Make contact with other writers, either through organisations like the RNA, through local writing groups or even online ones. It took me years to realise how important this is, and what a difference it makes. On a practical level, other writers can read your work and give feedback, and provide invaluable advice about agents and publishers and the submissions process. Beyond that, no one can help you through the ups and downs of the writing life like other writers. They can become brilliant friends, and tireless cheerleaders and counsellors.

What would  you say is the hardest thing about writing?
I find self-doubt the hardest thing, and it can be tough to carry on when you think the book you’re writing is utter drivel. That’s when cheerleading writer friends prove useful!

If you get a block during the initial writing phase, how do you work your way through it? 
I don’t do a great deal of planning before starting to write, so I quite often have a block when I don’t know what should happen next. Taking a break usually works for me: sometimes just going for a walk, or at other times taking a couple of days off to do some research, or to read or to enjoy family life. 

What essentials do you need to have close to hand when you are in writing mode? 
None at all. I write by hand, so as long as I have a notebook and pen I’m good to go.

What writers inspire you?  
In women’s fiction, I would say JoJo Moyes, Lucy Dillon and Harriet Evans for engaging stories that completely draw you in, coupled with beautiful writing. Although I don’t write crime stories, Elly Griffiths inspires me, particularly her Ruth Galloway series, as the characterisation is flawless.

Where would be your idyllic location be for a writing retreat? 
As I live in the countryside, I think for a writing retreat I would choose to be by the sea, so I could spend part of the day writing and part of it walking along the beach or the cliffs. I haven’t been on a writing retreat yet but it’s a definite ambition for the future.

Do you treat yourself to something special to celebrate the publication of your books? 
I treated myself to a day off work to celebrate publication of The Magic of Ramblings!

The Truth About You, Me and Us, will be published on a Friday, my day off, so I’ll have to think of a better treat. All suggestions welcome!

Finally what can we expect from you next? 
I’ve just started writing a book which is loosely based around a theme of being kind to yourself, but as I don’t plot in detail I can’t say much more about it. I’ll see where the characters take me!

Thanks for inviting me on your blog, Sharon.

Sometimes the hardest person to be honest with is yourself…

Five years ago Helen Walters walked out on her ‘perfect’ life with the ‘perfect’ man. Wealthy, glamorous and bored, she longed for something more. 

Now a talented artist with a small business, Helen creates crazy patchwork crafts to support her young daughter, Megan. Penniless, content and single, she is almost unrecognisable. 

But when her past unexpectedly collides with her new life, Helen finds herself torn. She knows what the easiest choice is, but is it what she wants?


  1. Thanks for featuring me on your blog, Sharon. x

  2. I love reading these interviews with you, Kate because despite knowing you for a good few years now, I find out all these little titbits about you that you don't tell me otherwise!
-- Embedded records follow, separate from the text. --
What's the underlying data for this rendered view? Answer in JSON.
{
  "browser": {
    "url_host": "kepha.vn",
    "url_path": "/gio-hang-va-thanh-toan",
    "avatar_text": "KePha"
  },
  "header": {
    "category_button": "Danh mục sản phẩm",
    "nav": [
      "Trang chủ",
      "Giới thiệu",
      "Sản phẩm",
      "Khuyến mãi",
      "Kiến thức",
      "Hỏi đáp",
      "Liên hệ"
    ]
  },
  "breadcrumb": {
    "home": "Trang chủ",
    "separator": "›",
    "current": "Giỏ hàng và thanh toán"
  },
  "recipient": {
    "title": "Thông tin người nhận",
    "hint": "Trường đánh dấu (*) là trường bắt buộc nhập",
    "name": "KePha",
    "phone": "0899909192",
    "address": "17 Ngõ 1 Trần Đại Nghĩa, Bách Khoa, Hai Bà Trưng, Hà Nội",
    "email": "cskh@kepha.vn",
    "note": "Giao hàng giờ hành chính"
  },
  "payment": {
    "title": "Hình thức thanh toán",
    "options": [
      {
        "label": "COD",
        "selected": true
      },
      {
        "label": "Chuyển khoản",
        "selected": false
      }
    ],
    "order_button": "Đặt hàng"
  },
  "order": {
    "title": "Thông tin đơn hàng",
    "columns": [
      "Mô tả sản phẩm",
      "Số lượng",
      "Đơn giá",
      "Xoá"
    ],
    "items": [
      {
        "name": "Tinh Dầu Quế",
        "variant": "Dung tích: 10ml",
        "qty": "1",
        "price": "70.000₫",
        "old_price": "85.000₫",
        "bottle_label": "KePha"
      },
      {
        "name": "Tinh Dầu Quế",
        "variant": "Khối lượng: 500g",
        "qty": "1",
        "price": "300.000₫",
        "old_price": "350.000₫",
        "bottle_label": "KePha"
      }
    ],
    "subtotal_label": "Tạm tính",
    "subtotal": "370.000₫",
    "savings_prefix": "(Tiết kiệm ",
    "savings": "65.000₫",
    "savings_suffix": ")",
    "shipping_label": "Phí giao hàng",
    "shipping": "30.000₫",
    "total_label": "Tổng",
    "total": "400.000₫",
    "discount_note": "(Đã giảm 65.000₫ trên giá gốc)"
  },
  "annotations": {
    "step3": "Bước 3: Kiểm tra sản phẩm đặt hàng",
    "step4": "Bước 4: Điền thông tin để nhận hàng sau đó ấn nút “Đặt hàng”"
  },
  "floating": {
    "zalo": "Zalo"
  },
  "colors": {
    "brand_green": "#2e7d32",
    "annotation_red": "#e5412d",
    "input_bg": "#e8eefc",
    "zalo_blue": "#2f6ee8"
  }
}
Good luck with your new book - I'm looking forward to reading it xx

    1. I can't reveal all my secrets at once! Thanks for commenting. x

  3. Glad to hear of another writer who uses a notebook and pen! It does mean you can write anywhere. Good luck with the new book. Mx

    1. Thanks Morton. I do love the flexibility of writing by hand - and the excuse to buy more notebooks! x